**TASK DETAILS**: Could you give the data that follows again exactly, without its pictures?

**RECORDS SHOWN**:
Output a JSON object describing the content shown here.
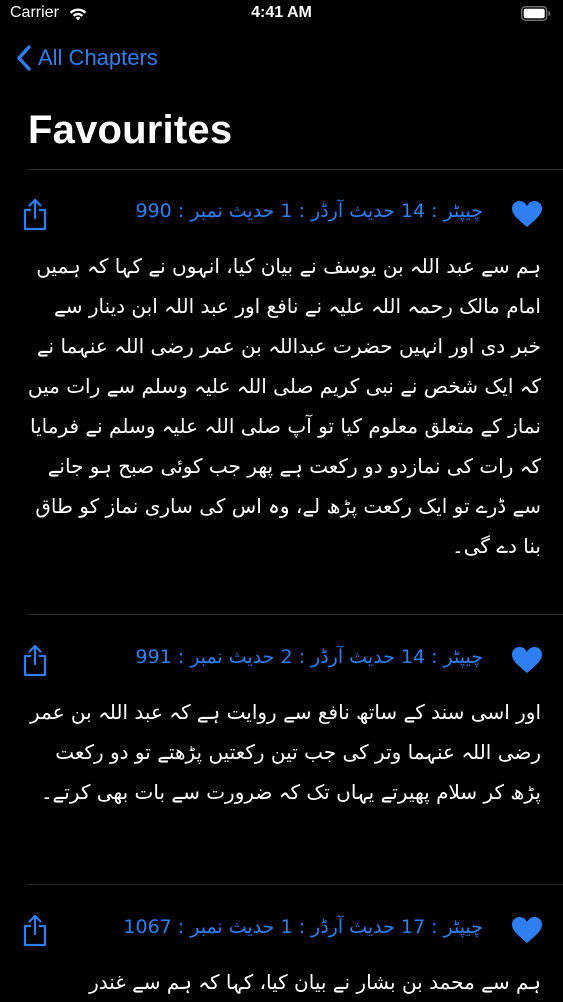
{
  "status_bar": {
    "carrier": "Carrier",
    "time": "4:41 AM"
  },
  "nav": {
    "back_label": "All Chapters"
  },
  "page": {
    "title": "Favourites"
  },
  "colors": {
    "accent": "#2f7ff3",
    "background": "#000000",
    "divider": "#2a2a2c"
  },
  "hadiths": [
    {
      "meta": "چیپٹر : 14 حدیث آرڈر : 1 حدیث نمبر : 990",
      "text": "ہم سے عبد اللہ بن یوسف نے بیان کیا، انہوں نے کہا کہ ہمیں امام مالک رحمہ اللہ علیہ نے نافع اور عبد اللہ ابن دینار سے خبر دی اور انہیں حضرت عبداللہ بن عمر رضی اللہ عنہما نے کہ ایک شخص نے نبی کریم صلی اللہ علیہ وسلم سے رات میں نماز کے متعلق معلوم کیا تو آپ صلی اللہ علیہ وسلم نے فرمایا کہ رات کی نمازدو دو رکعت ہے پھر جب کوئی صبح ہو جانے سے ڈرے تو ایک رکعت پڑھ لے، وہ اس کی ساری نماز کو طاق بنا دے گی۔",
      "favourite": true
    },
    {
      "meta": "چیپٹر : 14 حدیث آرڈر : 2 حدیث نمبر : 991",
      "text": "اور اسی سند کے ساتھ نافع سے روایت ہے کہ عبد اللہ بن عمر رضی اللہ عنہما وتر کی جب تین رکعتیں پڑھتے تو دو رکعت پڑھ کر سلام پھیرتے یہاں تک کہ ضرورت سے بات بھی کرتے۔",
      "favourite": true
    },
    {
      "meta": "چیپٹر : 17 حدیث آرڈر : 1 حدیث نمبر : 1067",
      "text": "ہم سے محمد بن بشار نے بیان کیا، کہا کہ ہم سے غندر",
      "favourite": true
    }
  ],
  "icons": {
    "share": "share-icon",
    "heart": "heart-icon",
    "back": "chevron-left-icon",
    "wifi": "wifi-icon",
    "battery": "battery-icon"
  }
}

**YOUR SOLUTION**:
Output a JSON object describing the content shown here.
{
  "status_bar": {
    "carrier": "Carrier",
    "time": "4:41 AM"
  },
  "nav": {
    "back_label": "All Chapters"
  },
  "page": {
    "title": "Favourites"
  },
  "colors": {
    "accent": "#2f7ff3",
    "background": "#000000",
    "divider": "#2a2a2c"
  },
  "hadiths": [
    {
      "meta": "چیپٹر : 14 حدیث آرڈر : 1 حدیث نمبر : 990",
      "text": "ہم سے عبد اللہ بن یوسف نے بیان کیا، انہوں نے کہا کہ ہمیں امام مالک رحمہ اللہ علیہ نے نافع اور عبد اللہ ابن دینار سے خبر دی اور انہیں حضرت عبداللہ بن عمر رضی اللہ عنہما نے کہ ایک شخص نے نبی کریم صلی اللہ علیہ وسلم سے رات میں نماز کے متعلق معلوم کیا تو آپ صلی اللہ علیہ وسلم نے فرمایا کہ رات کی نمازدو دو رکعت ہے پھر جب کوئی صبح ہو جانے سے ڈرے تو ایک رکعت پڑھ لے، وہ اس کی ساری نماز کو طاق بنا دے گی۔",
      "favourite": true
    },
    {
      "meta": "چیپٹر : 14 حدیث آرڈر : 2 حدیث نمبر : 991",
      "text": "اور اسی سند کے ساتھ نافع سے روایت ہے کہ عبد اللہ بن عمر رضی اللہ عنہما وتر کی جب تین رکعتیں پڑھتے تو دو رکعت پڑھ کر سلام پھیرتے یہاں تک کہ ضرورت سے بات بھی کرتے۔",
      "favourite": true
    },
    {
      "meta": "چیپٹر : 17 حدیث آرڈر : 1 حدیث نمبر : 1067",
      "text": "ہم سے محمد بن بشار نے بیان کیا، کہا کہ ہم سے غندر",
      "favourite": true
    }
  ],
  "icons": {
    "share": "share-icon",
    "heart": "heart-icon",
    "back": "chevron-left-icon",
    "wifi": "wifi-icon",
    "battery": "battery-icon"
  }
}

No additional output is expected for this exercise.